In A Gathering of Ghosts, pilgrims visiting the holy well beneath the priory see the rock walls of the cave shimmering with gold. I’m sure that some readers will think that is a detail I simply invented, but this is a case where fact is as strange and amazing as fiction.
For centuries, people on Dartmoor walking past caves, ancient stone huts or even old rabbit holes would glimpse something shining like gold inside. But, when they reached in to grab it, they found themselves clutching only a handful of wet dirt. What they had seen was a Schistostega osmundacea, a fragile, luminous moss known as Goblin’s Gold, or Elfin Gold.
Only half an inch in height, the moss forms dense mats covering the walls of caves or holes where only dim light penetrates. It has special lens-like cells which focus the wavelengths of light it needs to photosynthesise, reflecting the rest back. Seen against a dark background, the moss is a luminous green-gold and under flash photography can appear a vivid electric blue.

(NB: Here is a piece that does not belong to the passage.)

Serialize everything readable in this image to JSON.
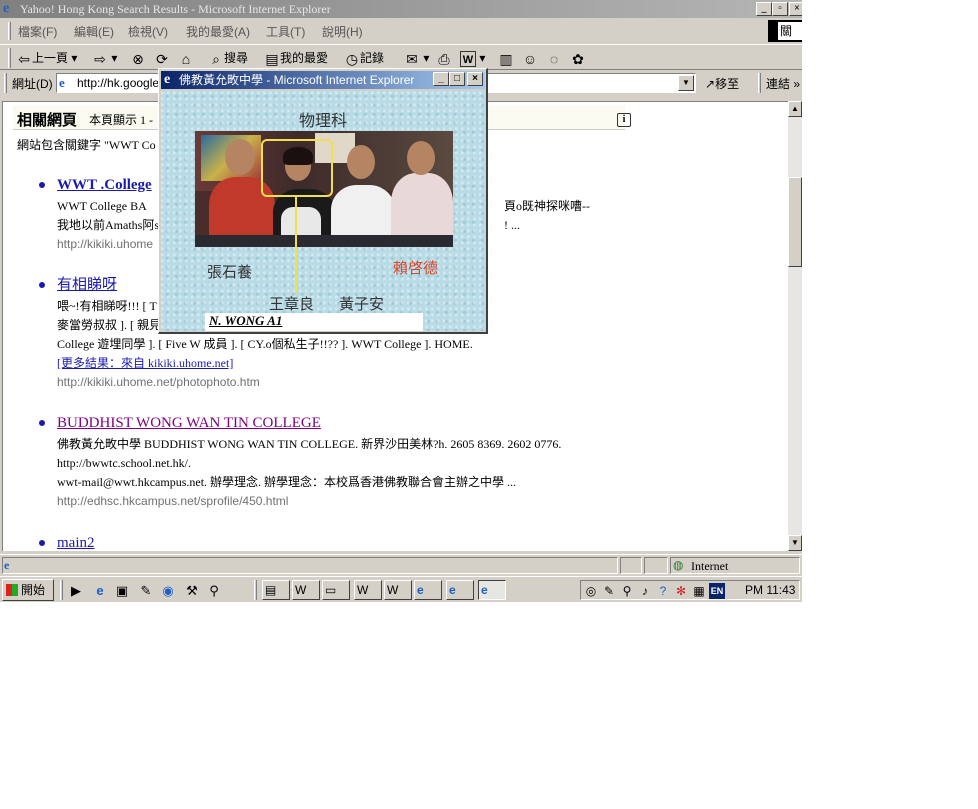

Even today, though science can explain what is happening, the sight is magical. But imagine a medieval pilgrim creeping down into the darkness of a sacred cave with their flickering candle, and seeing the walls start to glow with gold which vanishes when they touch it… No wonder they called it ‘goblin gold’.